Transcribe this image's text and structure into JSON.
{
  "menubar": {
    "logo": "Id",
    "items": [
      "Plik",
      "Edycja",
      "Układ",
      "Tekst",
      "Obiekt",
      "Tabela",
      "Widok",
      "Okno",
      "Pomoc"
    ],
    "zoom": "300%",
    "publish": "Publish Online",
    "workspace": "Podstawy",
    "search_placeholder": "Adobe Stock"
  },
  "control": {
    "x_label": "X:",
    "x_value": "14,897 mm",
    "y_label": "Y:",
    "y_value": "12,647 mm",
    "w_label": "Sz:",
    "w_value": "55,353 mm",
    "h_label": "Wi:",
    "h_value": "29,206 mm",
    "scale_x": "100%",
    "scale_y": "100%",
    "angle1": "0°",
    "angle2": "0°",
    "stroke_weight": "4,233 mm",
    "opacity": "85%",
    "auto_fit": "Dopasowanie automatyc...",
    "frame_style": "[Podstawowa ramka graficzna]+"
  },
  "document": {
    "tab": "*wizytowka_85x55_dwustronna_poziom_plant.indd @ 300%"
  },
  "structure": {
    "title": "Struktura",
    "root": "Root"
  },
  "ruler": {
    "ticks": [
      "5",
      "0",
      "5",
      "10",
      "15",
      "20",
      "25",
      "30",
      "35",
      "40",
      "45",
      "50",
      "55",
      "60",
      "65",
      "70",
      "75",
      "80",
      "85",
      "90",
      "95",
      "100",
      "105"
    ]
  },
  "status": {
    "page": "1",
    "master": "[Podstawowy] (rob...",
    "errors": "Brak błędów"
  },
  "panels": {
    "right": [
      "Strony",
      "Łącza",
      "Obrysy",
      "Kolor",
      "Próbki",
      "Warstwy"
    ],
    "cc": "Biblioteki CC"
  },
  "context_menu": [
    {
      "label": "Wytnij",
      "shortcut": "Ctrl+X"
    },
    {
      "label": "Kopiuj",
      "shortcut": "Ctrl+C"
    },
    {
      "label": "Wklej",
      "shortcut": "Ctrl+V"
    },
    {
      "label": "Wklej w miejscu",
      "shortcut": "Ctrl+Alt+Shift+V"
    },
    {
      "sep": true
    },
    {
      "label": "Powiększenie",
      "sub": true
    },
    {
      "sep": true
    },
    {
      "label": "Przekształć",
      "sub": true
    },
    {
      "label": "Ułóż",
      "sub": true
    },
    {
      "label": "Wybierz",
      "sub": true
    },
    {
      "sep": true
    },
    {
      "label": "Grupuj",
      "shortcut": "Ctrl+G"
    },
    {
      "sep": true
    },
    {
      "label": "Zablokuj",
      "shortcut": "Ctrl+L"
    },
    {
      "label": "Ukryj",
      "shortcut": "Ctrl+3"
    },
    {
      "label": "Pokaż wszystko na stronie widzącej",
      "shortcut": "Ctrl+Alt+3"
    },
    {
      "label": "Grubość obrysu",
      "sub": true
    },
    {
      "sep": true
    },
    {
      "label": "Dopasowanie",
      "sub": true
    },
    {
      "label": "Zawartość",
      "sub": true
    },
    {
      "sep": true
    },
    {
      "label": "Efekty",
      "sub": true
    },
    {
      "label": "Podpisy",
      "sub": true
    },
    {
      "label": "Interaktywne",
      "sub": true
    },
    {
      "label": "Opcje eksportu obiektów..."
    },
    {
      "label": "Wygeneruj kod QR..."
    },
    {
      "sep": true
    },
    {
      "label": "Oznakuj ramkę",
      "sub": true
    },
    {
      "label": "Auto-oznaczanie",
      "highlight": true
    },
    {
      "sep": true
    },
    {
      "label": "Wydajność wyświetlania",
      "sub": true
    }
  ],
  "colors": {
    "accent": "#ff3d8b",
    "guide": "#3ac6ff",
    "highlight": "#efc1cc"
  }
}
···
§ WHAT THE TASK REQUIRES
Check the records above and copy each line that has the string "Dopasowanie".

§ ANSWER FOR THE TASK
    "auto_fit": "Dopasowanie automatyc...",
      "label": "Dopasowanie",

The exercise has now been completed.